3. Buddhist Studies

Buddhism has been transmitted from person to person and culture to culture since its inception, and its form has altered according to times and places. Because of its diversity and long history (2,500 years), it is often difficult to understand what Buddhism is today in any kind of concise way. The differences between Zen and Esoteric Buddhism in Japan can be surprising, as are the differences between Buddhism in Japan, China, Tibet, and South-East Asian countries. Those variations sometimes cause misunderstandings among and about the many ‘Buddhisms’.


Therefore, to deepen our understanding of Buddhism, we study the processes of the transmission and transformation of ‘Buddhisms’ by studying the various source and secondary materials in cooperation with scholars both in Japan and throughout the world. We also intend to present our results in a readily understandable fashion for a general readership.


We are engaged in two projects now:


1
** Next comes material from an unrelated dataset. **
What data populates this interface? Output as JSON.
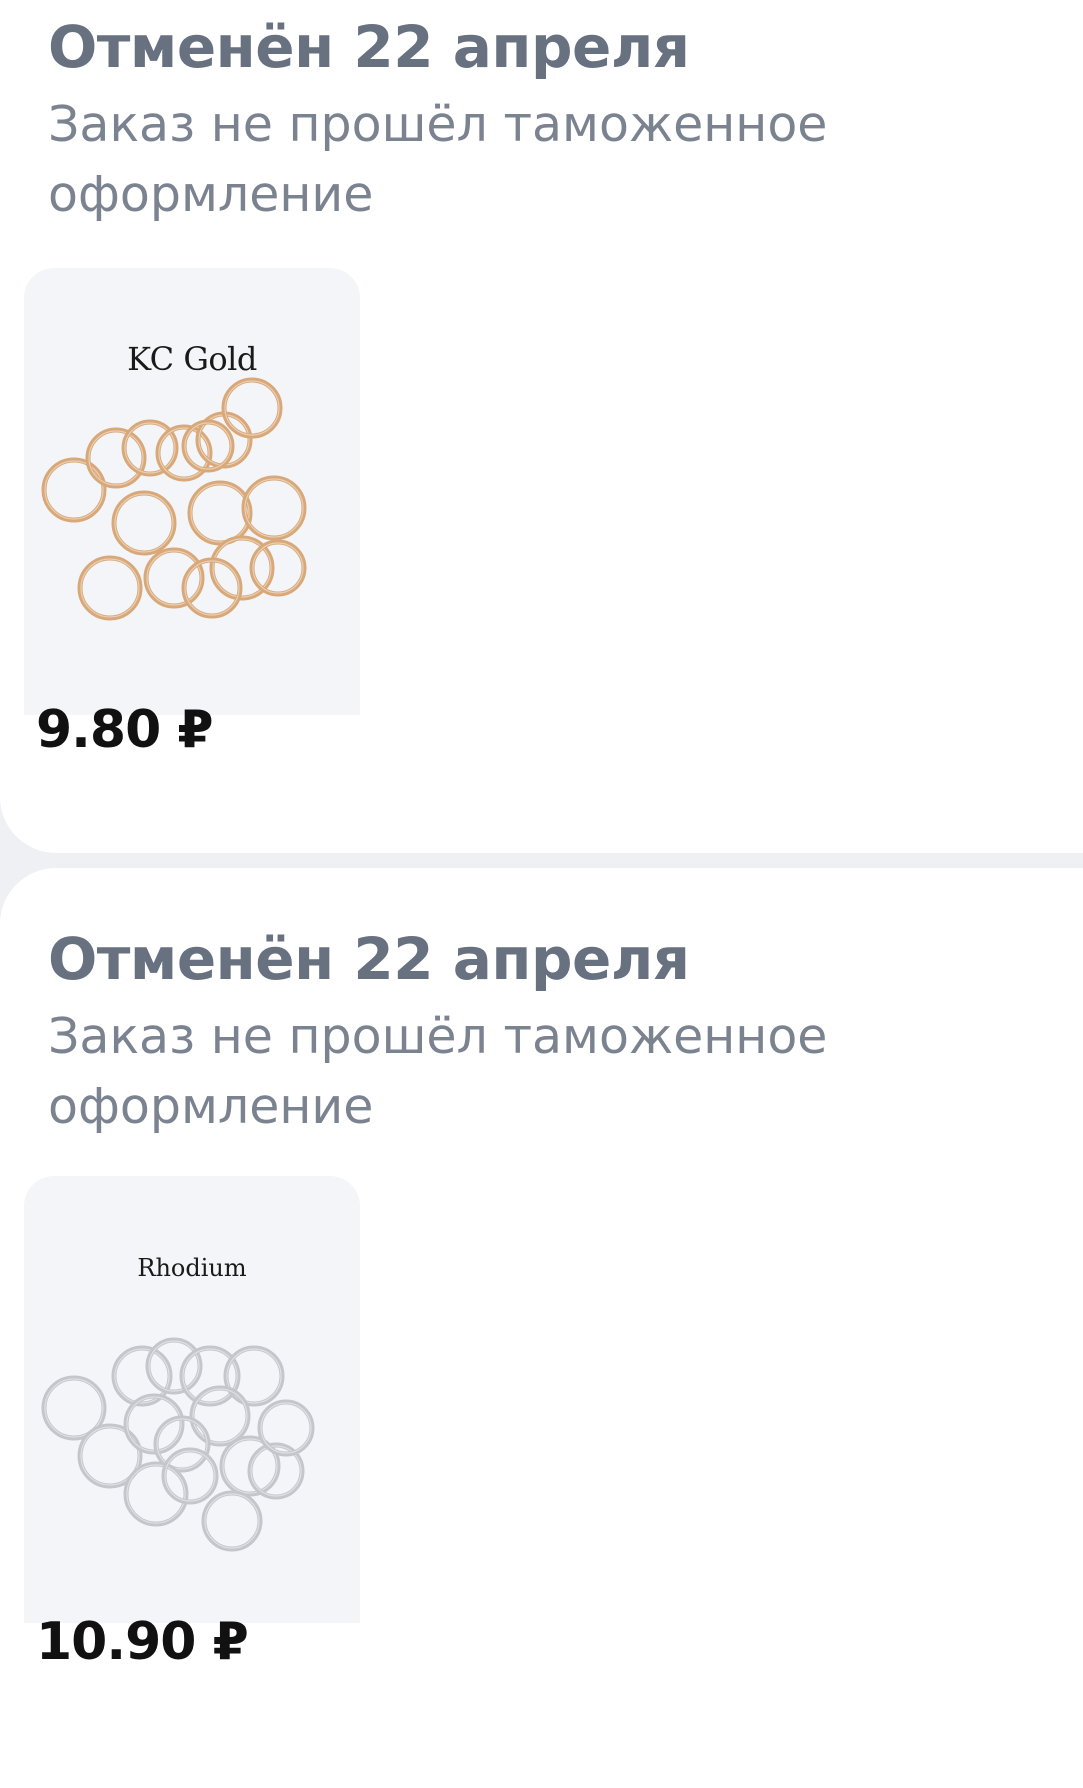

Investigating the origins of Mahāyāna Buddhism:
Mahāyāna Buddhism appeared approximately 500 or 600 years after Śākyamuni’s parinirvāṇa. Mahāyānists did not make strict distinctions in regard to the possibilities for enlightenment between monastic and lay practitioners as did previous Buddhist thought. In addition, they developed the concept of the ‘Bodhisattva,’ which was also a referent for Śākyamuni when he was still in the midst of his training. The aim of Mahayanists is to become a Buddha.
Mahāyāna Buddhism is found in different forms around the world. It includes Esoteric Buddhism, which appeared later. The general form of Buddhism introduced to Japan by Kamakura period is also Mahāyāna.
Although there still remain many questions in regard to the origins of Mahayana Buddhism, studies in this regard have been making remarkable progress. Nevertheless, there is still no consensus in this area. So, our research focuses on various Mahāyāna sutras and hopes in this way to contribute to an understanding of the origins of the Mahayana. Toward this end we are studying two sutras in particular: the Akṣobhyavyūha-sūtra, one of the very early Mahāyāna sutras, and the Mahāparinirvāṇa-sūtra compiled at the height of the Mahāyāna period in India.

2

Our institute also is investigating the relationship between the Mahāparinirvāṇa-sūtra and Esoteric Buddhism, also known as Vajrayāna. Like Mahāyāna Buddhism, the origins of Vajrayāna Buddhism have not been clarified. Yet, the Mahāparinirvāṇa-sūtra, shows indications that it includes aspects of esoteric thought and that it can be linked to an esoteric tradition.
In addition, we are currently preparing a critical edition of the Tibetan and Chinese versions.